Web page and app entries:

== Segment start ==

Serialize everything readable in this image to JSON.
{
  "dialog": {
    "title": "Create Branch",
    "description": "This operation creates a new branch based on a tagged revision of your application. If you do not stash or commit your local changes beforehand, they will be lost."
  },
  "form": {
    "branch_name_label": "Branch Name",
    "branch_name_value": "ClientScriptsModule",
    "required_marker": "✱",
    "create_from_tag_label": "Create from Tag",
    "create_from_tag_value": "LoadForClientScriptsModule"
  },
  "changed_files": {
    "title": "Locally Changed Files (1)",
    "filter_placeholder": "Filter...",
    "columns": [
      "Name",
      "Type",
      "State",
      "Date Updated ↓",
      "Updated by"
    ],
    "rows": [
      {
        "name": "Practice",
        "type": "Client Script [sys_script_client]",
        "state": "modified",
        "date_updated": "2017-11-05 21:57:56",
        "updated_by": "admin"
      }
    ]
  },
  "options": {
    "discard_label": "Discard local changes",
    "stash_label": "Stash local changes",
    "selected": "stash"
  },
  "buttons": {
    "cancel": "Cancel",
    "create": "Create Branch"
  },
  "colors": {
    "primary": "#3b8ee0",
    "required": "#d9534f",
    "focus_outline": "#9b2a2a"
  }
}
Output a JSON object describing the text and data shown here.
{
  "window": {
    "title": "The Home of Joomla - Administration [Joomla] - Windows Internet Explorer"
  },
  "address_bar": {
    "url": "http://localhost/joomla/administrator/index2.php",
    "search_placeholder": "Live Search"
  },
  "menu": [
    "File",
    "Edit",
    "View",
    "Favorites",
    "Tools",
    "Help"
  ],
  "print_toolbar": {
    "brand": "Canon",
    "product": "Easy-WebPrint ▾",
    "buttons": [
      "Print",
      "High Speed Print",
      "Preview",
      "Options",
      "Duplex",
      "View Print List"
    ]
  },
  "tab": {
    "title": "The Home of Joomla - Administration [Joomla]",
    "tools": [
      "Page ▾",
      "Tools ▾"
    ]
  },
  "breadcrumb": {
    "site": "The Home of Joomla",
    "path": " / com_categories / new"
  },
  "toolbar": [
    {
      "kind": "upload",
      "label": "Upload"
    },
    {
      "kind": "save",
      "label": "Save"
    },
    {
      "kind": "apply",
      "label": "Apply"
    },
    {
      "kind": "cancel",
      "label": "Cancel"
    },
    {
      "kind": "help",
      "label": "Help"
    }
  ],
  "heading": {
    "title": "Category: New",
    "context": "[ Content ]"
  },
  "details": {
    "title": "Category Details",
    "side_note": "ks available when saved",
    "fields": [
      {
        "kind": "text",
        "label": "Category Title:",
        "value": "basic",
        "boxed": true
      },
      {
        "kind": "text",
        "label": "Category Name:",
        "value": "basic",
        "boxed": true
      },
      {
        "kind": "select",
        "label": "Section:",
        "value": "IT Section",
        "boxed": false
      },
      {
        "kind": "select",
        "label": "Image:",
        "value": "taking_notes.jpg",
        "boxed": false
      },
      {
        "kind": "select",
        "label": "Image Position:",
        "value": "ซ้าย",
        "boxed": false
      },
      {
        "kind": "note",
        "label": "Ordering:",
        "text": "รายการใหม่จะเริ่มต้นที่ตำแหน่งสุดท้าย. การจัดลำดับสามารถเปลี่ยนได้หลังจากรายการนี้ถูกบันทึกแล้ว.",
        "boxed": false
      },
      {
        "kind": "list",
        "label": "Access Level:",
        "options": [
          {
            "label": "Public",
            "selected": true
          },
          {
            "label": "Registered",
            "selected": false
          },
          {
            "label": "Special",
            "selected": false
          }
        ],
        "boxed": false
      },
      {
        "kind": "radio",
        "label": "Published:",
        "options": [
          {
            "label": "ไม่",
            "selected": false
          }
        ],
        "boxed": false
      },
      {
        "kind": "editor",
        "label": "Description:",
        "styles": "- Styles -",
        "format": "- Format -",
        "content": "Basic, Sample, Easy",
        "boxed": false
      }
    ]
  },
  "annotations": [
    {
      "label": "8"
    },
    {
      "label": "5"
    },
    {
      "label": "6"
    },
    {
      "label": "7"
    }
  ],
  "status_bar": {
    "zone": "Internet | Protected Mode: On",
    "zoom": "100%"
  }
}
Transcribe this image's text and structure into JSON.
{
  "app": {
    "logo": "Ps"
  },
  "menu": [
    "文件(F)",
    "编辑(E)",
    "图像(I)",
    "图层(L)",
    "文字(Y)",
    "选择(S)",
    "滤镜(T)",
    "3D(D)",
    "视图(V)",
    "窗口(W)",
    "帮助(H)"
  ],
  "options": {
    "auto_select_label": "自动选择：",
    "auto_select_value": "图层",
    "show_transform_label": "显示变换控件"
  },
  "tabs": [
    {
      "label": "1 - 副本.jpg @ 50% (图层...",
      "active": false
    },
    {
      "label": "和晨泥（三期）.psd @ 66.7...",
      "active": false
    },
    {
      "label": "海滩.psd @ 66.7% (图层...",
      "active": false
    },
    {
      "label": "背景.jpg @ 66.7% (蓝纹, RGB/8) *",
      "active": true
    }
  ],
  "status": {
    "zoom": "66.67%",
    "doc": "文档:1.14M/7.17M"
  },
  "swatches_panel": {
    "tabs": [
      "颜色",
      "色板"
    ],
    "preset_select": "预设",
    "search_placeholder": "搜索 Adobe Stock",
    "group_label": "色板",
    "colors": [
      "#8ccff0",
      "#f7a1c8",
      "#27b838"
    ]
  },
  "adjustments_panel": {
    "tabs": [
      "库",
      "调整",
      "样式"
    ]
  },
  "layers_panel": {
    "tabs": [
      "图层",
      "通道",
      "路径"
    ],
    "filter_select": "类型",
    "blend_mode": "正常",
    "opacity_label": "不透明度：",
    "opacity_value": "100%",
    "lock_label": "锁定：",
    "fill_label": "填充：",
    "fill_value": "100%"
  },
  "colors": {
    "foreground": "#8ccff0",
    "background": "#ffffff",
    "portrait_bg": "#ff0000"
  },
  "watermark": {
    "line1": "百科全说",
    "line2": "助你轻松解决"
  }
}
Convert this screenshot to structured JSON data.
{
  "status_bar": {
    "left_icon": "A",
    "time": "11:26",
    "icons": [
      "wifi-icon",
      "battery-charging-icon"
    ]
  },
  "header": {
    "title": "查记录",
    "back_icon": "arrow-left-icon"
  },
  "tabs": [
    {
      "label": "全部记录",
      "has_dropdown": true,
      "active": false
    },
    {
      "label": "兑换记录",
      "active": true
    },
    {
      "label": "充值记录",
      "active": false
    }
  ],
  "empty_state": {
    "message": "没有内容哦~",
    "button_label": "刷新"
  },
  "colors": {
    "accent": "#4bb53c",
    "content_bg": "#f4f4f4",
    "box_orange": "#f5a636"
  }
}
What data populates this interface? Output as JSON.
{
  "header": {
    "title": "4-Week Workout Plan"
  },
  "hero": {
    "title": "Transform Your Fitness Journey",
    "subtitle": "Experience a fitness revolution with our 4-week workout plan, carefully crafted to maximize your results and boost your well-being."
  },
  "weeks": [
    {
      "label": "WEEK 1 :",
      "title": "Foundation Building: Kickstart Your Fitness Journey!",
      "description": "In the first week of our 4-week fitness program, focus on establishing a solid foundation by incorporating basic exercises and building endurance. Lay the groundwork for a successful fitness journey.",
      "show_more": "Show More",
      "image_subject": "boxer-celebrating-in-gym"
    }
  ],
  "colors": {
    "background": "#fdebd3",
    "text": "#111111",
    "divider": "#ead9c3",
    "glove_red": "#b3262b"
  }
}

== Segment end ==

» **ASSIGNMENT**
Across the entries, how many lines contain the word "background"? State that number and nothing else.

» **ANSWER TO THIS EXERCISE**
2